The return of Putin to the Kremlin may take place within a month or two after the amendments are adopted, ending the present masquerade in which the true ruler of Russia (Putin) pretends to be number two, while Medvedev imitates number one. Putin’s return to the Kremlin could consolidate the Russian bureaucracy and ruling elite, since it will remove all doubts about who is boss. Western leaders would surely favor the enhanced clarity provided by knowing who the ultimate decision-maker in Moscow is. This would enable them to target more effectively to whom they should talk to make things happen and to clinch agreements that will not be suddenly overruled by Russian diplomats or generals. The coming change will be genuinely welcomed by columnists worldwide, who today cannot easily use the traditional line "in the Kremlin" to describe Russian politics, since the true decision-maker Putin, as prime minister, does not reside there.
The reelection of Putin for six more years, if it indeed happens next year, will be in the midst of a financial and economic crisis in Russia that may cause social unrest. In a democratic nation the ruling party could easily lose such a snap election, but not in an increasingly totalitarian Russia, where the media is fully controlled and election results shamelessly rigged. Many ordinary Russians could, in fact, genuinely vote Putin back into the Kremlin as a national savior, one who led Russia out of the gloom of its previous economic crisis at the end of the 1990s.

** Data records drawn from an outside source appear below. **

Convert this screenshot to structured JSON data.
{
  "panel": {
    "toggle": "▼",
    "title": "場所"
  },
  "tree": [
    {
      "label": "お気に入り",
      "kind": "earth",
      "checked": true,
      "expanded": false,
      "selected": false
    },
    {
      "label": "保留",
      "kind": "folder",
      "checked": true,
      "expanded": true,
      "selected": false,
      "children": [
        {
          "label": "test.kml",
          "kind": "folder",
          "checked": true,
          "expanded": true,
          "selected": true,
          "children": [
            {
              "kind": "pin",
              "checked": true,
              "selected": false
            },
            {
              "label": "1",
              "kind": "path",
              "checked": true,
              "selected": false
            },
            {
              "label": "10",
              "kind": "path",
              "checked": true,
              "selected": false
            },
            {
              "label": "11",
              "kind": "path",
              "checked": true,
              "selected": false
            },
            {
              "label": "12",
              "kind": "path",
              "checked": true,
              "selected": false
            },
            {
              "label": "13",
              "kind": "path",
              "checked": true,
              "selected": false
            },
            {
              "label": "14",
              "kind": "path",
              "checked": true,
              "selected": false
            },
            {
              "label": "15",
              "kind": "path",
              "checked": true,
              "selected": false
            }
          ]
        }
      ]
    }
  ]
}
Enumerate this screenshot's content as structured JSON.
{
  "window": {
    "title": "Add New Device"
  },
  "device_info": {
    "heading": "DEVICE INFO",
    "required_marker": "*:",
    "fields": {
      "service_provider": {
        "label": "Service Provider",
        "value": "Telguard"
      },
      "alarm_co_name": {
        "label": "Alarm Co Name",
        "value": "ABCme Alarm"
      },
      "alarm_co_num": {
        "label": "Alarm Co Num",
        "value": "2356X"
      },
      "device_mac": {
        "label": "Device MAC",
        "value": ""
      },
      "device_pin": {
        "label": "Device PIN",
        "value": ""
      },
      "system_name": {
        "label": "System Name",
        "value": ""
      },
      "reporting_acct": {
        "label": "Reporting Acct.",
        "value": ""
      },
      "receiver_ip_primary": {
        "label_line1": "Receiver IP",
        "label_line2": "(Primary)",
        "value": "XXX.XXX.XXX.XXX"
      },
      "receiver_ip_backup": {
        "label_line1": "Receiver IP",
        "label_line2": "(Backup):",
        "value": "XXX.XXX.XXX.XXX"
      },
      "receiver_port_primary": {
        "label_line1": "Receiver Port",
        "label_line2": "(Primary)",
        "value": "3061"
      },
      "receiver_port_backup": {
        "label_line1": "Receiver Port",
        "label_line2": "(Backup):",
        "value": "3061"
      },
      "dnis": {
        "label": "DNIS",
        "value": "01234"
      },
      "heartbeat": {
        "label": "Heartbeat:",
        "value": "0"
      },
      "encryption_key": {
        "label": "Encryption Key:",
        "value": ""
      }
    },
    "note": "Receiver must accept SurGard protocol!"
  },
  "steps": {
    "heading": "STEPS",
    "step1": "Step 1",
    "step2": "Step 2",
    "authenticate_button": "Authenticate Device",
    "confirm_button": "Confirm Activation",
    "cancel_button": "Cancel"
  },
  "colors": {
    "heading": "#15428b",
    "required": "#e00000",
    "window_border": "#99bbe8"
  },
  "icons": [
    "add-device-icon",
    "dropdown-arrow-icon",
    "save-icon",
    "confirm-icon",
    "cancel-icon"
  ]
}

In an apparent attempt to add to the feeling of crisis, Medvedev filled his address with anti-American rhetoric and threatened to deploy new Iskander (SS-26) missiles in the Kaliningrad region and aim them at planned U.S. MD GBI interceptors in Poland and an MD radar station in the Czech Republic (see EDM, November 10). It was later reported that five army rocket brigades armed at present with shorter-range Tochka-U missiles would be rearmed with the SS-26 aimed "in the Western direction." It has been reported that the Iskanders may also be deployed in Belarus (RIA-Novosti, November 7, 12).
The Russian military boasts that the Iskander-M has a range of up to 500 km, is highly accurate, and cannot be shot down by any missile defenses (Kommersant, November 6). At present several SS-26 missiles are deployed in the North Caucasus and were used against targets in Georgia last August. The Dutch Foreign Ministry announced after an investigation that Dutch cameraman Stan Storimans and four other people were killed in Gori on August 12 by an Iskander SS-26 missile with a cluster warhead (RIA-Novosti, October 20). The Russian Foreign Ministry replied that the evidence gathered by the Dutch was inconclusive (www.mid.ru, October 23). Apparently, the Russian military was aiming at a Georgian military base near Gori but missed and hit a residential area.
The SS-26 does not seem to have lived up to expectations on accuracy, and even with a nuclear warhead it may not be able to guarantee the destruction of reinforced silo-based GBI interceptors in Poland. Moreover, the GBIs, if they are ever deployed in Poland, would be unlikely to threaten Russia anyway. The Kremlin’s threat to deploy Iskanders in "the Western direction" does not make much military sense either. It is clearly a political move to threaten European nations, create tension, and hopefully undermine their alliance with the United States–a traditional Russian strategy. Increased tension would also support the argument that at a time of internal and external crisis Putin must be back at the helm.